Entries from a dataset of interfaces:

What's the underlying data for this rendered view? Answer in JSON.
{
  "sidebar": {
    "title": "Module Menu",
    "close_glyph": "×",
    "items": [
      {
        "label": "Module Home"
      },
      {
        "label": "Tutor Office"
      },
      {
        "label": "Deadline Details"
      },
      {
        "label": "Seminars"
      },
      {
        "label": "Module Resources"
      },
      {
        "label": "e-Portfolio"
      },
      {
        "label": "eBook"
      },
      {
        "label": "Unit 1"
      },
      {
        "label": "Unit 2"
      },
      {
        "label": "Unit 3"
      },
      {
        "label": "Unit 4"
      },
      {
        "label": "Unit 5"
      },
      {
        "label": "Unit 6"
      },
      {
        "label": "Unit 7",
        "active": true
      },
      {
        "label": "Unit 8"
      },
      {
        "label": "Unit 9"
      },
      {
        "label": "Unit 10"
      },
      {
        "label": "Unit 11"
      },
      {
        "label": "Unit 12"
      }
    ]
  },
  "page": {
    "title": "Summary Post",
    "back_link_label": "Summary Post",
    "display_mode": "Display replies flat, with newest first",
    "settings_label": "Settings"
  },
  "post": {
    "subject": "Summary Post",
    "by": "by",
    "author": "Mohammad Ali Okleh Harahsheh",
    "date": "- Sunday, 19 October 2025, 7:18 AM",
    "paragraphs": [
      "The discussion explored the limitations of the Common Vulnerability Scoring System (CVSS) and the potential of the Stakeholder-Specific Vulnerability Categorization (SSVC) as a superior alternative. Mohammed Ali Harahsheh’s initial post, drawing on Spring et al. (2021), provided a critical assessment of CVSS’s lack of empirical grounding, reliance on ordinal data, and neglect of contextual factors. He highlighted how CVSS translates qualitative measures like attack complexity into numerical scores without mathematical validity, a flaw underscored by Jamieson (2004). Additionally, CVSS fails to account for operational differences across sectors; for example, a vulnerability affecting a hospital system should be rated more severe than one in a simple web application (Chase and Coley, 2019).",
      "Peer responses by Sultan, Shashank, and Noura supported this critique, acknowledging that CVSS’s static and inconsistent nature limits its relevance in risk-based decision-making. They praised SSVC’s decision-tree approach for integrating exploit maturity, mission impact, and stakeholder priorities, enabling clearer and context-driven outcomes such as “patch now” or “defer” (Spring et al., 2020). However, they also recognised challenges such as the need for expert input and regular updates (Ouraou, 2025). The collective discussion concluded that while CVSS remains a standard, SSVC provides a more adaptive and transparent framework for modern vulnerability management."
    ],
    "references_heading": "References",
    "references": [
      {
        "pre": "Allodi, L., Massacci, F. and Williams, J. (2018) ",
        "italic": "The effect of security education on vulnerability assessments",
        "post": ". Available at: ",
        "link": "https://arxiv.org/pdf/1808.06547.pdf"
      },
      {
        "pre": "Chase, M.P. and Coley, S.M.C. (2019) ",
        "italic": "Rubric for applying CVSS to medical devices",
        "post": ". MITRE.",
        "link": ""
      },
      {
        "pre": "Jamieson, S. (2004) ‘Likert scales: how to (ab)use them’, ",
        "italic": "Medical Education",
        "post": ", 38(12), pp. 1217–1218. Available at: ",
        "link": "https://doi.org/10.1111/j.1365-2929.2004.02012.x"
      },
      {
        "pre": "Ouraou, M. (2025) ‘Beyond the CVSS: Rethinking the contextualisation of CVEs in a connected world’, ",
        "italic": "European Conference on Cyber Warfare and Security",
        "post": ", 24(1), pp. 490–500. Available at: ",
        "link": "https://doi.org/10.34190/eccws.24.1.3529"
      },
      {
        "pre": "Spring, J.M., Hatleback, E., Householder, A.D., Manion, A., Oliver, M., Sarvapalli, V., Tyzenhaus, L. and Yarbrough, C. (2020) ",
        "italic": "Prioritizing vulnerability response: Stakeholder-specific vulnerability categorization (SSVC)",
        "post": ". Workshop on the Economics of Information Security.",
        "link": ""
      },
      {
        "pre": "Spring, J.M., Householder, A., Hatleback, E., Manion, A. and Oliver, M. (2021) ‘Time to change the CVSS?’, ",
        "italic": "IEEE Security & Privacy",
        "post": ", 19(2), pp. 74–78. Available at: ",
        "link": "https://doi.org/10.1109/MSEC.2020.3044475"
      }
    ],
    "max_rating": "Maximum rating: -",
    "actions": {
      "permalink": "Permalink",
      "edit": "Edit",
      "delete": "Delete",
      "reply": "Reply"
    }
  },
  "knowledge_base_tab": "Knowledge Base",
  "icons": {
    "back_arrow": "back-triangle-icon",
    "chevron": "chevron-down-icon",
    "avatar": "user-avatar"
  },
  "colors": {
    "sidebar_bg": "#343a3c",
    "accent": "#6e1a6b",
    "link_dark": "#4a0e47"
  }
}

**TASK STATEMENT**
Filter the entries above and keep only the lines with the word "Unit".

**WRITTEN RESPONSE**
        "label": "Unit 1"
        "label": "Unit 2"
        "label": "Unit 3"
        "label": "Unit 4"
        "label": "Unit 5"
        "label": "Unit 6"
        "label": "Unit 7",
        "label": "Unit 8"
        "label": "Unit 9"
        "label": "Unit 10"
        "label": "Unit 11"
        "label": "Unit 12"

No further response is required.